─── Provided records ───

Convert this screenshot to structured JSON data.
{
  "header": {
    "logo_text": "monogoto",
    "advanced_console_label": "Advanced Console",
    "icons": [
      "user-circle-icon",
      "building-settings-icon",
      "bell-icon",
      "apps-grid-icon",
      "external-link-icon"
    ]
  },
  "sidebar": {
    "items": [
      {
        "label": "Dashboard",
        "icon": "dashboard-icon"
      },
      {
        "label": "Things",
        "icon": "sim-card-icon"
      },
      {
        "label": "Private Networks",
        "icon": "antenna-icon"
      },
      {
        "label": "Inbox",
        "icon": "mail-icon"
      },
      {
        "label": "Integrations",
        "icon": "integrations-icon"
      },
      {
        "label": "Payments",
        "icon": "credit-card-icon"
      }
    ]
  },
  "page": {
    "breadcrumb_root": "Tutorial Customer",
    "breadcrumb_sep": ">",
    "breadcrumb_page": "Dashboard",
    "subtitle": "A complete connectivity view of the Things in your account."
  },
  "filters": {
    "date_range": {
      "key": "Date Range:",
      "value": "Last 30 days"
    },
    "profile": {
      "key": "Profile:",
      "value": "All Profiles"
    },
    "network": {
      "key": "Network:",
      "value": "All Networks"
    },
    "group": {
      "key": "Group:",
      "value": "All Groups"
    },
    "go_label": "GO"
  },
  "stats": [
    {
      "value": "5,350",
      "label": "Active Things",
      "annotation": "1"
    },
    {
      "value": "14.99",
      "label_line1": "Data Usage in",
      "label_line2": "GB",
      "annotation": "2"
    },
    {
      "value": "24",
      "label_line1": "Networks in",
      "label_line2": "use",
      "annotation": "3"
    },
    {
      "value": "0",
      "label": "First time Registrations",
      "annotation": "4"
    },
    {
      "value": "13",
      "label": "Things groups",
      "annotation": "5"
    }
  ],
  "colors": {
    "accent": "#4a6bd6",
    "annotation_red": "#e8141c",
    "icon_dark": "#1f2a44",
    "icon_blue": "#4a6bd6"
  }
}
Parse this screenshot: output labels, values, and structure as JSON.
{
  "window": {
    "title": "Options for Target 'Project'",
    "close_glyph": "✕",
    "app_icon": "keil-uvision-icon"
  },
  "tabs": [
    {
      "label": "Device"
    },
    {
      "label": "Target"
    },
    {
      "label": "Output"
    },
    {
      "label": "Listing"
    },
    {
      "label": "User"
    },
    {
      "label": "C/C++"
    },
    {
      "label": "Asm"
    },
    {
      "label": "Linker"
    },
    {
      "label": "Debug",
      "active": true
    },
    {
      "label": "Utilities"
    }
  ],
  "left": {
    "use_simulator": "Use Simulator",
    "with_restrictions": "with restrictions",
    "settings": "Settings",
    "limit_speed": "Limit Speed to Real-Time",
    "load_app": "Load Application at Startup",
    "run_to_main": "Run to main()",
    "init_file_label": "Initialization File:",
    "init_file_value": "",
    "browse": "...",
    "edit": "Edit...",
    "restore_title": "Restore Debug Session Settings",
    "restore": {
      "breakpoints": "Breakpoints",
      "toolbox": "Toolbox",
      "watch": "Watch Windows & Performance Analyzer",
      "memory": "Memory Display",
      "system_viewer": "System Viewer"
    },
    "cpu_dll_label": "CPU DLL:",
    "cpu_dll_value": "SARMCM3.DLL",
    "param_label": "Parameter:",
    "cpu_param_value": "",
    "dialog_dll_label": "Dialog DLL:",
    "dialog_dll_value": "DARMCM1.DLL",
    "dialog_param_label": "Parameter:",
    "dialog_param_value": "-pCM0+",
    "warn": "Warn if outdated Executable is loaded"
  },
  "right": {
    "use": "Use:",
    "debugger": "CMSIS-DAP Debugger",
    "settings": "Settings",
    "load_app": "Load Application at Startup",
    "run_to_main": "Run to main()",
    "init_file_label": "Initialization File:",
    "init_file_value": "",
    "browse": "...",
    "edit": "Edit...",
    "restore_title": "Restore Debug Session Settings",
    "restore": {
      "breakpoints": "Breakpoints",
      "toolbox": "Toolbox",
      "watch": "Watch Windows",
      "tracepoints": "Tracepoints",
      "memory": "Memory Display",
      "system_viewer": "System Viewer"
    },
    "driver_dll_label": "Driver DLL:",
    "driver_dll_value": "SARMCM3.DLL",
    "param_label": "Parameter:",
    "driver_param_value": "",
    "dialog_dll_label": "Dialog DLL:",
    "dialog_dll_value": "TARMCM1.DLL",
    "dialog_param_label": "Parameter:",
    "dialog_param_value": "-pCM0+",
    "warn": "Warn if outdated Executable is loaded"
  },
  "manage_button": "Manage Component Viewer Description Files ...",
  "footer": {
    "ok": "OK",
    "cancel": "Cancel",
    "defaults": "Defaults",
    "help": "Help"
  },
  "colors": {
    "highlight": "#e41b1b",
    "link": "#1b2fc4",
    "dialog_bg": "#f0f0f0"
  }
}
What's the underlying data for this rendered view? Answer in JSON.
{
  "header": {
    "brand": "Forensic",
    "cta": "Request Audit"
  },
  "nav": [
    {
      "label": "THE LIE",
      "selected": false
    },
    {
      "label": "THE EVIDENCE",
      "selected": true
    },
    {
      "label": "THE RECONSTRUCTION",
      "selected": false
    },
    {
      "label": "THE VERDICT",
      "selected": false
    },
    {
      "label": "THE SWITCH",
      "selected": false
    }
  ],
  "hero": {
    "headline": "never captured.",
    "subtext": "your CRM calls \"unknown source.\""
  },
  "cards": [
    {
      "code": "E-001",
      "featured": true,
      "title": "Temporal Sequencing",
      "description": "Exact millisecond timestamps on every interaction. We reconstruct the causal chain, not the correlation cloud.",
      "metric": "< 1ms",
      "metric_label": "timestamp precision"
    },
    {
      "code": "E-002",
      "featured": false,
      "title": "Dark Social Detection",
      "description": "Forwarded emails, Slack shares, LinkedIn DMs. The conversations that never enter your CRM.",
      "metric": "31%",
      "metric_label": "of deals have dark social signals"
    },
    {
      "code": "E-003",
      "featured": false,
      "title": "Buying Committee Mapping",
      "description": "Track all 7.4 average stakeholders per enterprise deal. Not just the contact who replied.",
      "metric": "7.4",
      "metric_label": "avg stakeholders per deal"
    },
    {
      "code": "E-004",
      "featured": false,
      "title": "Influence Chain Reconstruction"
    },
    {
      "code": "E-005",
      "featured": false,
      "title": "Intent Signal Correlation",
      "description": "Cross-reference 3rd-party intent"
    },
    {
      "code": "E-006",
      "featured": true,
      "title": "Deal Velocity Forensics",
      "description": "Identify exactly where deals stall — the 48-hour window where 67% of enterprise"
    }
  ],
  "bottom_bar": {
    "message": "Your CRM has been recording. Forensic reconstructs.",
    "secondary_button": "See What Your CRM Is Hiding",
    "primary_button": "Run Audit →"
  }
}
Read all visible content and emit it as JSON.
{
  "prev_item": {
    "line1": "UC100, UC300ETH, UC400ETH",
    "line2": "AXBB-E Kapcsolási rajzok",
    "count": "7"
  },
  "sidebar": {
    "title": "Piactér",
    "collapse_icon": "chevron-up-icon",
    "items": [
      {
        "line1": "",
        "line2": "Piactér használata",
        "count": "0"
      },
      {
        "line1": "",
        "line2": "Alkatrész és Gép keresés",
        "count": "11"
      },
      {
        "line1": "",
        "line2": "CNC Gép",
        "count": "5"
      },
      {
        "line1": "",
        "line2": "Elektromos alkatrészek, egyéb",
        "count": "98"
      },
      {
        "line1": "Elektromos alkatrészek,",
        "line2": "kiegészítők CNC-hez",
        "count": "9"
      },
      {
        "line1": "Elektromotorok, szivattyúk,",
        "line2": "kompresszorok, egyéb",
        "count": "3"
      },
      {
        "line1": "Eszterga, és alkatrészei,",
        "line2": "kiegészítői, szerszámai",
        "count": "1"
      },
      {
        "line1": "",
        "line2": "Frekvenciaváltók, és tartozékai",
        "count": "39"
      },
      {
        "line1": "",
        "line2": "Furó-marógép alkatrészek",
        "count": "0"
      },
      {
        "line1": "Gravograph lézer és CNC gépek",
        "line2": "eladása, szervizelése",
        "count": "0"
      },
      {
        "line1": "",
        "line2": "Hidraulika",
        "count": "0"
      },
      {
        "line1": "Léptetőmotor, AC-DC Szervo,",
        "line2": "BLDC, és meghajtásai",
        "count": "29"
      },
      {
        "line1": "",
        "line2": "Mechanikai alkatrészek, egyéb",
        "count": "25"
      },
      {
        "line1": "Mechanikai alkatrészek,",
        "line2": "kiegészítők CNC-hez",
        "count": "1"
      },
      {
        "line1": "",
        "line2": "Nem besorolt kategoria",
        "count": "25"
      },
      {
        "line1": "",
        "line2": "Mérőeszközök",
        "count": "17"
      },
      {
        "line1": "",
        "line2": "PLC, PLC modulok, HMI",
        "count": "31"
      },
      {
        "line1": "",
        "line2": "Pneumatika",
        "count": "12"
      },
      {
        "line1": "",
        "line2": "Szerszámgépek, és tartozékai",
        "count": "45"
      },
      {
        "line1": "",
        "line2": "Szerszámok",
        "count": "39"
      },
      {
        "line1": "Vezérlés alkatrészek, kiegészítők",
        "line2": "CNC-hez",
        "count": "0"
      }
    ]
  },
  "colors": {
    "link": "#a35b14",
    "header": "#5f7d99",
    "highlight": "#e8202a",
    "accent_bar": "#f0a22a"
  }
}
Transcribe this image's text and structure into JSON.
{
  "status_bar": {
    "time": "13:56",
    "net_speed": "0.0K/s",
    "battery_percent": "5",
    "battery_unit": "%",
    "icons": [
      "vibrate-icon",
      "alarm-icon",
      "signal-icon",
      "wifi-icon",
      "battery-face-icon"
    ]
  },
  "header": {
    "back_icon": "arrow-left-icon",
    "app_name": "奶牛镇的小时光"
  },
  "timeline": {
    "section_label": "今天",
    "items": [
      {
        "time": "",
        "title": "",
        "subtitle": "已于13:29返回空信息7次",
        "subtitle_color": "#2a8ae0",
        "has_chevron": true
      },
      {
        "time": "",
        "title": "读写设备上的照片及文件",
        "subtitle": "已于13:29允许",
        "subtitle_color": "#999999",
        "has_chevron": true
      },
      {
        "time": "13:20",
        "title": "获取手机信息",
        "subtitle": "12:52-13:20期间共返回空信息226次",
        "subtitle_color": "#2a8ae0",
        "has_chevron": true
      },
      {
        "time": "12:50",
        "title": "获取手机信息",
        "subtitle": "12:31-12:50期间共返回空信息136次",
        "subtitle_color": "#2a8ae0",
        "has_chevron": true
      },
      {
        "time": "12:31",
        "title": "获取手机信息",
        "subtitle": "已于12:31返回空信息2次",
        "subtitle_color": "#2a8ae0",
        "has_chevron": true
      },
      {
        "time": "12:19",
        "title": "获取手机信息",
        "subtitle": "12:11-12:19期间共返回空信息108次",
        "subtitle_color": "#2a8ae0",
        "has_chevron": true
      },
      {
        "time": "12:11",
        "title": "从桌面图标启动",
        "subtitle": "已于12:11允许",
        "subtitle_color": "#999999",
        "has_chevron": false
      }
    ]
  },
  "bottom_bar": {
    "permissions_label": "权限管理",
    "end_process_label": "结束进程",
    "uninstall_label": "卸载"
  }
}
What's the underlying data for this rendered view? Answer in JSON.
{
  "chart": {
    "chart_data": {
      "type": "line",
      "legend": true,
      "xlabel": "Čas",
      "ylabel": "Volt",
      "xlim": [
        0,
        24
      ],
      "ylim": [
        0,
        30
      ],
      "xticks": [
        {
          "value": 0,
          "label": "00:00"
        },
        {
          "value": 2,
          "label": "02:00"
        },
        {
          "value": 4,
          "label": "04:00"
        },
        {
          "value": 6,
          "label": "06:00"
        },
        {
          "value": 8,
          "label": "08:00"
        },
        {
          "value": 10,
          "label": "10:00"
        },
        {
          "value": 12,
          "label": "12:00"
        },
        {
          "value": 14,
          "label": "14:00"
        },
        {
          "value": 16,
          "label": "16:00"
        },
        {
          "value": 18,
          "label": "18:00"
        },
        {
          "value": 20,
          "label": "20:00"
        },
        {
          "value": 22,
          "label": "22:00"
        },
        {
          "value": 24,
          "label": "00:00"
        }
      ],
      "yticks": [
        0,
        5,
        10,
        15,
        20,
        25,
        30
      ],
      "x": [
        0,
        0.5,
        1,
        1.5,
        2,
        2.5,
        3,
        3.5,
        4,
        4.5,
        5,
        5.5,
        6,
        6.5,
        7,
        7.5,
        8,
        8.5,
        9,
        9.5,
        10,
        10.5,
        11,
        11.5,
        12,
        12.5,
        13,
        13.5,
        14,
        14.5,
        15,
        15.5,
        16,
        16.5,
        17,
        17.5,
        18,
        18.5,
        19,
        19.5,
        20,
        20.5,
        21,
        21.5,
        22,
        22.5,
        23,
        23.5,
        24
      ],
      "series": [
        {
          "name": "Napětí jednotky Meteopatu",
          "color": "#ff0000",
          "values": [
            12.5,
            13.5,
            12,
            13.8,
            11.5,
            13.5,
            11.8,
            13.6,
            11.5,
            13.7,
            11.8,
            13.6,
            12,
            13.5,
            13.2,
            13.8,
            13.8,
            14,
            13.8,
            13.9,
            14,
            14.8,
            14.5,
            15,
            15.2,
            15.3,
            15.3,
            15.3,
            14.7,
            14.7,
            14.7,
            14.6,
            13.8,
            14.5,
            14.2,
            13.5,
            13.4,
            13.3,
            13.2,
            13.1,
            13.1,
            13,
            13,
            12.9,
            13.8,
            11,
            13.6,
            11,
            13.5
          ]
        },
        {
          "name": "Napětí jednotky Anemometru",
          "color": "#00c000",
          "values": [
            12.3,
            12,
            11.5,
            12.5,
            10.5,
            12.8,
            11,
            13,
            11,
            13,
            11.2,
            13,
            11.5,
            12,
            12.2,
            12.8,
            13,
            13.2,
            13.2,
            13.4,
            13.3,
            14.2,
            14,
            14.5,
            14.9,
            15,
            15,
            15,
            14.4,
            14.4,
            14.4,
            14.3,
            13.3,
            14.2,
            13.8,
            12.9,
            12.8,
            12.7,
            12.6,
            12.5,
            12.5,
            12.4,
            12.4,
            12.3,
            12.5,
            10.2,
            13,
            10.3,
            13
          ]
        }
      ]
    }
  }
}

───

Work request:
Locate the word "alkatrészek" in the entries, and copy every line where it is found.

Problem solution:
        "line2": "Elektromos alkatrészek, egyéb",
        "line1": "Elektromos alkatrészek,",
        "line2": "Furó-marógép alkatrészek",
        "line2": "Mechanikai alkatrészek, egyéb",
        "line1": "Mechanikai alkatrészek,",
        "line1": "Vezérlés alkatrészek, kiegészítők",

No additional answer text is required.